--- Data records Enclosed Below ---

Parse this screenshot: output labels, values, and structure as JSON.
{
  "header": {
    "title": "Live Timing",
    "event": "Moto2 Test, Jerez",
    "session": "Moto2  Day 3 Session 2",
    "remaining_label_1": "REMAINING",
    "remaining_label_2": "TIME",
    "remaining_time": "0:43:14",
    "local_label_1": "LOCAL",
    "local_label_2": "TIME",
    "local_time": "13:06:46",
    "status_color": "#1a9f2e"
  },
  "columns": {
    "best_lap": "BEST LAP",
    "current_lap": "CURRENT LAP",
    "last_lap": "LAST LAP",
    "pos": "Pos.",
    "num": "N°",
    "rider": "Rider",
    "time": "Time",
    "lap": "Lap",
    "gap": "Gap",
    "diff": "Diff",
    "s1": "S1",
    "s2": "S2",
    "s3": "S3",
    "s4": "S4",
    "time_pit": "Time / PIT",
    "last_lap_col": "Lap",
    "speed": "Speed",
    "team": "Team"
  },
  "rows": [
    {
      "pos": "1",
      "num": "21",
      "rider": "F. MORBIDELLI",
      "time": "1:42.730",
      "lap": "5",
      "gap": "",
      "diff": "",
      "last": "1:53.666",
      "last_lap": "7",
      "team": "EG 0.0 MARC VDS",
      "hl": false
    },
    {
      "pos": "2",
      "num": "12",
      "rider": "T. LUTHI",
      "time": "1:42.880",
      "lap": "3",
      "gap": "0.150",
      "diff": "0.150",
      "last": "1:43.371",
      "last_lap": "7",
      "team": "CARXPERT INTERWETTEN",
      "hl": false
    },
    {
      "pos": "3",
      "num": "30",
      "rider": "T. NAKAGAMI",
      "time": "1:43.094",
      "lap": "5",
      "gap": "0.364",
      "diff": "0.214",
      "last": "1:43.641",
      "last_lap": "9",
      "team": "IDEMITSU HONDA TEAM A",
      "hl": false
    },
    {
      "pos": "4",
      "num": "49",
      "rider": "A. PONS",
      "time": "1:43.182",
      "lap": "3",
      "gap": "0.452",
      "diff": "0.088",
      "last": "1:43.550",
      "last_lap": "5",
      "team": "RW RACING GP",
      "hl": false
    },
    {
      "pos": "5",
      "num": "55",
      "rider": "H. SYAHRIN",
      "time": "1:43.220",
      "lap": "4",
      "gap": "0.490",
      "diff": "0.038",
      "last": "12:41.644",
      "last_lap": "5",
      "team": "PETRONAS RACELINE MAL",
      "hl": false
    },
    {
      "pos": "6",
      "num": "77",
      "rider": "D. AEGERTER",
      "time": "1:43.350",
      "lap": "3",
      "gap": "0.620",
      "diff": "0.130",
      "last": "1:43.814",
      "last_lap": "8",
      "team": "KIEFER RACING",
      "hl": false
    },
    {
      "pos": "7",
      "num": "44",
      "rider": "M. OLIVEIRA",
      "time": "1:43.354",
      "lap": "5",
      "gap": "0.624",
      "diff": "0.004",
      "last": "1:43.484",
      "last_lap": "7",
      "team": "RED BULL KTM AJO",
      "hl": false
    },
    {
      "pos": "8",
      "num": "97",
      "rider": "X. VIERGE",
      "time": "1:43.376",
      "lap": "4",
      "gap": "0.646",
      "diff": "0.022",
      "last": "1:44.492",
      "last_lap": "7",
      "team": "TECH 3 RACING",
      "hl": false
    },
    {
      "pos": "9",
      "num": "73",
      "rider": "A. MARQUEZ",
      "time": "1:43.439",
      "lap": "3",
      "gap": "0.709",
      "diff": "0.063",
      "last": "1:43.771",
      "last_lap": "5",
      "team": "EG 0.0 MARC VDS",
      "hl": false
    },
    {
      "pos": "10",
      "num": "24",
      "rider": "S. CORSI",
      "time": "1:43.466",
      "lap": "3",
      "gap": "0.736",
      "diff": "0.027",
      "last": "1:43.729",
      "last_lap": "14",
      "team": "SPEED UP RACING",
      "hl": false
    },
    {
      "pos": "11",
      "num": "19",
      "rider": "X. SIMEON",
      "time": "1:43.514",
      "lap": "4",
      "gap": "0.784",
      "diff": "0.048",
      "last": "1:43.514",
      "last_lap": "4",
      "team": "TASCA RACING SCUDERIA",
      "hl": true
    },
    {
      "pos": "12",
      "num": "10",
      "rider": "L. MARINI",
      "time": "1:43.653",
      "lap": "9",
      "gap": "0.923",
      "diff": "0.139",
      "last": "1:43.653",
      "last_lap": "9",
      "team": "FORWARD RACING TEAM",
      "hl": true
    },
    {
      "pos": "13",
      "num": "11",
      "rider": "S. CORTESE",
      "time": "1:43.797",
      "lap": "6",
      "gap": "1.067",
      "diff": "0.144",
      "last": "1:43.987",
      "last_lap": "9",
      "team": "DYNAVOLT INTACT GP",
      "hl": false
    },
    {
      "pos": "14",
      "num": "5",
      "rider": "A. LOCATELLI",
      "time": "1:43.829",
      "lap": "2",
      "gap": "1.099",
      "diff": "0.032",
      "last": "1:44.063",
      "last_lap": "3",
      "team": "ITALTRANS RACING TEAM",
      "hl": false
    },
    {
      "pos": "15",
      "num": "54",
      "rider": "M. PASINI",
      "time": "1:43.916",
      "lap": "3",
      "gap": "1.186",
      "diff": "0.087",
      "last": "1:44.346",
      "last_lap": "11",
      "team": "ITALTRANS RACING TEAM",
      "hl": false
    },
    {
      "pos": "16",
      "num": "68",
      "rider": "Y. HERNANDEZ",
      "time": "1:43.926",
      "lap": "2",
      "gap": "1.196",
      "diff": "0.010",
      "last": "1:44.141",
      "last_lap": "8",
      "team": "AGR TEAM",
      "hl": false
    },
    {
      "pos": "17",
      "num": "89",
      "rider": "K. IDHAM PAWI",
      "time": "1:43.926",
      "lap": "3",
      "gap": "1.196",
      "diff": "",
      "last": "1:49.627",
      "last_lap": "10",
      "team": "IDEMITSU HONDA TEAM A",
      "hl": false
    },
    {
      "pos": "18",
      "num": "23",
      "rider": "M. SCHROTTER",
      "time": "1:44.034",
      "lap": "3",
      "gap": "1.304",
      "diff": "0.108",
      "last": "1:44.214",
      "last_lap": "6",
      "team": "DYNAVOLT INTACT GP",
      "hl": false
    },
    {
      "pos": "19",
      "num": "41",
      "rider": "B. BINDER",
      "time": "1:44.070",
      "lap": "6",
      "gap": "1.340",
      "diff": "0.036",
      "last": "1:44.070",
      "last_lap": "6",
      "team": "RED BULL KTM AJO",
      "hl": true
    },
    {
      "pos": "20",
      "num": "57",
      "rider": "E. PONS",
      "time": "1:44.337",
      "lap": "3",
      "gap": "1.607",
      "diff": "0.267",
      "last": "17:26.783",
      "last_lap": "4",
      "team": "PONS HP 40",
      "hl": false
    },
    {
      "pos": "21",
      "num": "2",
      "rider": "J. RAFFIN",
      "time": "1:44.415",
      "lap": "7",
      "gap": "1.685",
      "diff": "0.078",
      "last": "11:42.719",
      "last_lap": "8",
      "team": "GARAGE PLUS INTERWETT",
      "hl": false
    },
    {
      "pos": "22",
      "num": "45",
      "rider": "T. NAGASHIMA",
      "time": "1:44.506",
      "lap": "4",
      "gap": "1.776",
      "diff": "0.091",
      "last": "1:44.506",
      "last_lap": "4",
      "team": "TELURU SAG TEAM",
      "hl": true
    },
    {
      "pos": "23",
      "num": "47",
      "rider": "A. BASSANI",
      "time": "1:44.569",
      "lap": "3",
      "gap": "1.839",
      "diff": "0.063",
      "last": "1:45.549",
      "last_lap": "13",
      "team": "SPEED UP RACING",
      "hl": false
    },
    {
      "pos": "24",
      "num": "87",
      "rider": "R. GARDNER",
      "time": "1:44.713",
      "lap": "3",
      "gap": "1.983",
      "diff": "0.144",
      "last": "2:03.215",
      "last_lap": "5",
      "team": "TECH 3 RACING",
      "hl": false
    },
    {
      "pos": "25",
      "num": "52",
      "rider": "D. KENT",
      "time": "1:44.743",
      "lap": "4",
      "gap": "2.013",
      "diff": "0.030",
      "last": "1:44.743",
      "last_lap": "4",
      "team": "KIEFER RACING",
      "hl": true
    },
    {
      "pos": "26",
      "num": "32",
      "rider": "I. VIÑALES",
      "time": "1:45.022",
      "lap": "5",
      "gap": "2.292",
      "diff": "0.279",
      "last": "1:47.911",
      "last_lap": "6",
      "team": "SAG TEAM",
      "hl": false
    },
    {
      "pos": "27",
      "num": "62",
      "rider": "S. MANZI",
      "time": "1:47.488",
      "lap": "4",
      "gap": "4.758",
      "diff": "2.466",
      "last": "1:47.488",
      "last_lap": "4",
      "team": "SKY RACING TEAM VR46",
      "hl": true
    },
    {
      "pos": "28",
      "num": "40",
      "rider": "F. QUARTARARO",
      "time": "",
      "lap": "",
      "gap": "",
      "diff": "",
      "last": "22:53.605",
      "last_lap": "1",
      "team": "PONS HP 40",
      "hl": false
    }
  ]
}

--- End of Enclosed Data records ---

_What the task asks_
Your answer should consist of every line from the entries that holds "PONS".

_Solution below_
      "rider": "A. PONS",
      "rider": "E. PONS",
      "team": "PONS HP 40",
      "team": "PONS HP 40",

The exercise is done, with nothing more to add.